- §7.2, §7.3: Linear Algebra Review
- Solving a system of equations with augmented matrices
- ...even if the system is underdetermined (many solutions)

- Definition of linear independence
- Checking for linear independence using the Wronskian determinant
- Eigenvalues & eigenvectors: definition and how to find them

- Solving a system of equations with augmented matrices
- §7.1, §7.4: Basic Theory of Systems of Differential Equations
- Any nth order differential equation can be rewritten as a system of n 1st order equations
- Meaning of linear vs. nonlinear & homogeneous vs. nonhomogeneous for systems
- A system of linear differential equations can be written as a single matrix equation
- A homogeneous system of n equations should have exactly n independent solutions
- Any linear combination of these solutions is also a solution

- §7.5: Solving Homogeneous Linear Systems with Constant Coefficients
- Can be written as
**x**' =**Ax** - To solve, find eigenvalues and eigenvectors of
**A**- If r is an eigenvalue with eigenvector
**ξ**, then e^{rt}**ξ**is a solution - General solution:
**x**= c_{1}e^{r1t}**ξ**^{(1)}+ c_{2}e^{r2t}**ξ**^{(2)}+ c_{3}e^{r3t}**ξ**^{(3)}+ ... + c_{n}e^{rnt}**ξ**^{(n)}

- If r is an eigenvalue with eigenvector
- Specific solutions can be found by substituting
**x**(0) for**x**and 0 for t- ...then solve the resulting system for c
_{1}, c_{2}, ..., c_{n}

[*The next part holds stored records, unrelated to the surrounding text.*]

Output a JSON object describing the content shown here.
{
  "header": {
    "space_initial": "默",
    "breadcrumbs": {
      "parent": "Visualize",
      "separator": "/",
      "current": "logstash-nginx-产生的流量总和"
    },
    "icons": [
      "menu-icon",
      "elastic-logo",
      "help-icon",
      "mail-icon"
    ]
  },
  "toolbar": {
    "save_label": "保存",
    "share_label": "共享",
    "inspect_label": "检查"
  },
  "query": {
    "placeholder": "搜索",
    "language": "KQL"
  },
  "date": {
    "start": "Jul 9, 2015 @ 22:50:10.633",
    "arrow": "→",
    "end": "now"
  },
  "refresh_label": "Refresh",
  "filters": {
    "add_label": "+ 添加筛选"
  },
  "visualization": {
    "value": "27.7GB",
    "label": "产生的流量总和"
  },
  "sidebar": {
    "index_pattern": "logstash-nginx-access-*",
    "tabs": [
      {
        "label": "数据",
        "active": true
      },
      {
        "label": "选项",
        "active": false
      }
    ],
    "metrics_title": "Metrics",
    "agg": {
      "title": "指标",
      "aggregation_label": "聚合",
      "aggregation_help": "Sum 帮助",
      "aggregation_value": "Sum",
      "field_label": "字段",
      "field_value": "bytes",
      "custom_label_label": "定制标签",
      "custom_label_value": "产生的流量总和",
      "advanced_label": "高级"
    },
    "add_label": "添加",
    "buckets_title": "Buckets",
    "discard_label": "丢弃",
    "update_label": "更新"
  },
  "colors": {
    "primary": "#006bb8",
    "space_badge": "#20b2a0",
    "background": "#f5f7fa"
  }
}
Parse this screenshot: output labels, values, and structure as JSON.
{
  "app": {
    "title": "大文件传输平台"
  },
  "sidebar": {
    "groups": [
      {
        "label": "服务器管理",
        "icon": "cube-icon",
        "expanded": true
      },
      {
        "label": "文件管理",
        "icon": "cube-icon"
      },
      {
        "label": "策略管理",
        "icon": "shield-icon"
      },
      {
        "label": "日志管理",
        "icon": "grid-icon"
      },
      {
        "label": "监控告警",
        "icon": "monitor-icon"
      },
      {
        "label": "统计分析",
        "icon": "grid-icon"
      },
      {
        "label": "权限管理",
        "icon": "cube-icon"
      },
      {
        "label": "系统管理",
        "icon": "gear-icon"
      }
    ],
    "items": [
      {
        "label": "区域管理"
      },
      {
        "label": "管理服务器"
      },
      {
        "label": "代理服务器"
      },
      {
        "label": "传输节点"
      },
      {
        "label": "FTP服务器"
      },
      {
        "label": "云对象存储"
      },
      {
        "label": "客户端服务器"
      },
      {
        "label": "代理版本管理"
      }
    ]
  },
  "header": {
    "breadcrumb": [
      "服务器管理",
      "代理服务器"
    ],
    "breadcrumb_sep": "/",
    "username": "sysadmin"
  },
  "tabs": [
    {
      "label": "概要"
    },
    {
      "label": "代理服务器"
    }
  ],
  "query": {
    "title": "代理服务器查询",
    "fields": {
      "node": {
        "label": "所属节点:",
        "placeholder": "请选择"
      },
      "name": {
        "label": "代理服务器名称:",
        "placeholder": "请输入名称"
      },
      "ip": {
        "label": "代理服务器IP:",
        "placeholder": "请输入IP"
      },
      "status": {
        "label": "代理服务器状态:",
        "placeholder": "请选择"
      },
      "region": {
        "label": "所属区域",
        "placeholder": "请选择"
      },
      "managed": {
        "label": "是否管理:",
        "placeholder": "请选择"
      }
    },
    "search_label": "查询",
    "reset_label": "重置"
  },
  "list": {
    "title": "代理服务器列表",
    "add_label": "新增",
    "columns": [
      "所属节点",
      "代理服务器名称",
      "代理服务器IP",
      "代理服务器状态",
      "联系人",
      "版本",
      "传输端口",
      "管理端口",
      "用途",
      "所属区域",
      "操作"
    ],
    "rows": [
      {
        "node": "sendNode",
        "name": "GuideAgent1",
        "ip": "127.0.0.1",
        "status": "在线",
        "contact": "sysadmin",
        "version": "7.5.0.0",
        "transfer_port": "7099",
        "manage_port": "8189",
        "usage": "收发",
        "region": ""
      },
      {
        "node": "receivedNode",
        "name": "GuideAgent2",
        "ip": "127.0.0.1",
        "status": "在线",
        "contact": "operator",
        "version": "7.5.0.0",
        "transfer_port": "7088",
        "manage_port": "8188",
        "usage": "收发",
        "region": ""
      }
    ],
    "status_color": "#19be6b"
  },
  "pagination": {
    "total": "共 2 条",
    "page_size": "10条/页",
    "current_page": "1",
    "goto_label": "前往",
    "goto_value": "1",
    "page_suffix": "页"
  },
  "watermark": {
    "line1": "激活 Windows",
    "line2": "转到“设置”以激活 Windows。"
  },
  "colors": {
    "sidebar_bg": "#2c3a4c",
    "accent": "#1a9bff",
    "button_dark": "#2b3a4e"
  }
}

- ...then solve the resulting system for c

- Can be written as
- §7.6: Complex Eigenvalues
- Solution is still
**x**= c_{1}e^{r1t}**ξ**^{(1)}+ c_{2}e^{r2t}**ξ**^{(2)}+ c_{3}e^{r3t}**ξ**^{(3)}+ ... + c_{n}e^{rnt}**ξ**^{(n)} - If r is complex, use Euler's Formula to expand: e
^{(a+bi)t}= e^{at}·(cos bt + i·sin bt) - Combine entire general solution into one vector (e
^{at}can remain outside) - Split into a vector of real terms plus a vector of imaginary terms
- Factor (c
_{1}+ c_{2}) out of the real vector and (c_{1}- c_{2})i out of the imaginary vector - Replace (c
_{1}+ c_{2}) and (c_{1}- c_{2})i with C_{1}and C_{2}for pure real solution

- Solution is still
- §7.8: Repeated Eigenvalues
- A repeated eigenvalue isn't a problem as long as it produces distinct eigenvectors
- Repeated eigenvectors, however, call for a different approach
- Suppose r is the (only) eigenvalue and
**ξ**is the (only) eigenvector - Clearly one of the solutions is e
^{rt}**ξ** - The other solution is te
^{rt}**ξ**+ e^{rt}**η**, where**η**is another vector s.t.**Aη**= r**η**+**ξ** - To find
**η**, solve (**A**- r**I**)**η**=**ξ**with an augmented matrix (you know r and**ξ**already) **η**can be written as a multiple of**ξ**plus another vector; the multiple of**ξ**can be ignored- General solution:
**x**= c_{1}e^{rt}**ξ**+ c_{2}(te^{rt}**ξ**+ e^{rt}**η**)